Comments: hbitten@reverendluther.org

 

Hymn Parade – Holy, Holy, Holy

Bible Verses That Influenced Hymns

Holy, Holy, Holy by Reginald Heber (1826, England)

Why did John Newton remember the words of King David when faced with death in a storm in the Atlantic Ocean?

Holy, holy, holy! Lord God Almighty! / Early in the morning our song shall rise to thee / Holy, holy, holy! Merciful and mighty / God in three persons, blessed Trinity!” https://www.youtube.com/watch?v=0SHDNs7Dt5M

Revelation 4:8   Each of the four living creatures had six wings and was covered with eyes all around, even under its wings. Day and night they never stop saying: “‘Holy, holy, holy is the Lord God Almighty,’ who was, and is, and is to come.”

Holy, Holy, Holy

Reginald Heber was a bishop in the Anglican Church of England. He wrote this hymn for Trinity Sunday but died unexpectedly at age 43 before the hymn was sung. His wife found the words and passed it on to John Dykes who wrote the melody in 1861.

Luther:  Paul, speaking of Christ in Hebrews 1:3, refers to Him as the express image of God’s substance. Again, in Colossians 1:15 he says of Christ: “Who is the image of the invisible God, the firstborn of all creation.” We must take these words for what they say—that all creatures, even angels and men, are ranked below Christ. This classification leaves room for God only: taking away the creature, only God remains. It is one and the same thing, then, to say that Christ is the firstborn of all creatures and that Christ is true and essential God.
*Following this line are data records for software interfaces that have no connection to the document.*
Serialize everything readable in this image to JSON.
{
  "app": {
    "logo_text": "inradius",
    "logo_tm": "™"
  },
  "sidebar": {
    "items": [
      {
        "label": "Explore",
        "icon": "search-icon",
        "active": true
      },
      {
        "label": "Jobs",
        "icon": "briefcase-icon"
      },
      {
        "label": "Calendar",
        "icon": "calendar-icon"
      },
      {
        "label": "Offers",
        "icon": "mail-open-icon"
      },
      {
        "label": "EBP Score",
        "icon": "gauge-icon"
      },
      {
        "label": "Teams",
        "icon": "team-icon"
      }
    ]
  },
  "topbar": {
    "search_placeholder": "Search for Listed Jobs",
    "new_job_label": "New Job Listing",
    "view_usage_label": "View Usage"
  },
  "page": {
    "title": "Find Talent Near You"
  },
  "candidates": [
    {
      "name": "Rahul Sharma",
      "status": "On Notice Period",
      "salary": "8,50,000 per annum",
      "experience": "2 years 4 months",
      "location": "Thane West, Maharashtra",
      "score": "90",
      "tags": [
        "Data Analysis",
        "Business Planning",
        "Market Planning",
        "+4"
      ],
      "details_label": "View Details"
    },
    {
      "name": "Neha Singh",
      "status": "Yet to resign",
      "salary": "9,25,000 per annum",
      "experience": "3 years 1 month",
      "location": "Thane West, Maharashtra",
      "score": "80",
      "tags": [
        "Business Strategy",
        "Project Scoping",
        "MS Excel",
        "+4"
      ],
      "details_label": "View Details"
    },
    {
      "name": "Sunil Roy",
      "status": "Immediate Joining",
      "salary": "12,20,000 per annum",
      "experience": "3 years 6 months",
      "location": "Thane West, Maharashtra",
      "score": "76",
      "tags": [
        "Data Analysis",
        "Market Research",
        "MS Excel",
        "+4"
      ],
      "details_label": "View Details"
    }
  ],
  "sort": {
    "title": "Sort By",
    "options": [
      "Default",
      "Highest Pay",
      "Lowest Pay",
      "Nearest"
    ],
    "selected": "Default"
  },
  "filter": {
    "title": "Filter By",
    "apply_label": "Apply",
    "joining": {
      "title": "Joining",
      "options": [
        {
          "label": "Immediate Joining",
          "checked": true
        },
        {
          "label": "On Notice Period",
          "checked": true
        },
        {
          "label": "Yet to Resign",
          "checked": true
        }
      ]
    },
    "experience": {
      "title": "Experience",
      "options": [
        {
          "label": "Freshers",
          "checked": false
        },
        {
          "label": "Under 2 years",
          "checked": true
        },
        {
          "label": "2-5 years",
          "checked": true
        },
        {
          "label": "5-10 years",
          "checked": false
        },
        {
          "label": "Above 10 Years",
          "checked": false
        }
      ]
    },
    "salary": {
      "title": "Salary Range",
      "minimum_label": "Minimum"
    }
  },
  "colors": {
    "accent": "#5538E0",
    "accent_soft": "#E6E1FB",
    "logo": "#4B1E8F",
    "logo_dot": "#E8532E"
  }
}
To make the matter as clear as possible Paul uses the expression image of the invisible God.” If Christ be the image of God he must be a person distinct from him whose image he is, but at the same time in one divine essence with the Father. He and the Father are not one person, but two, and yet Christ could not be the express image of the Father’s person, or essence, if he were not equally divine. No creature can be an image of the divine essence, for it does not possess that essence. To repeat, Christ could not be called the express image of God if he and the Father were not distinct persons; there must be one imaged and one who is the image.

Expressed more clearly and according to Scripture, one person is the Father, who in eternity begets the other; the other is the Son, begotten in eternity, yet both are equally eternal, mighty, wise and just.

Comments: hbitten@reverendluther.org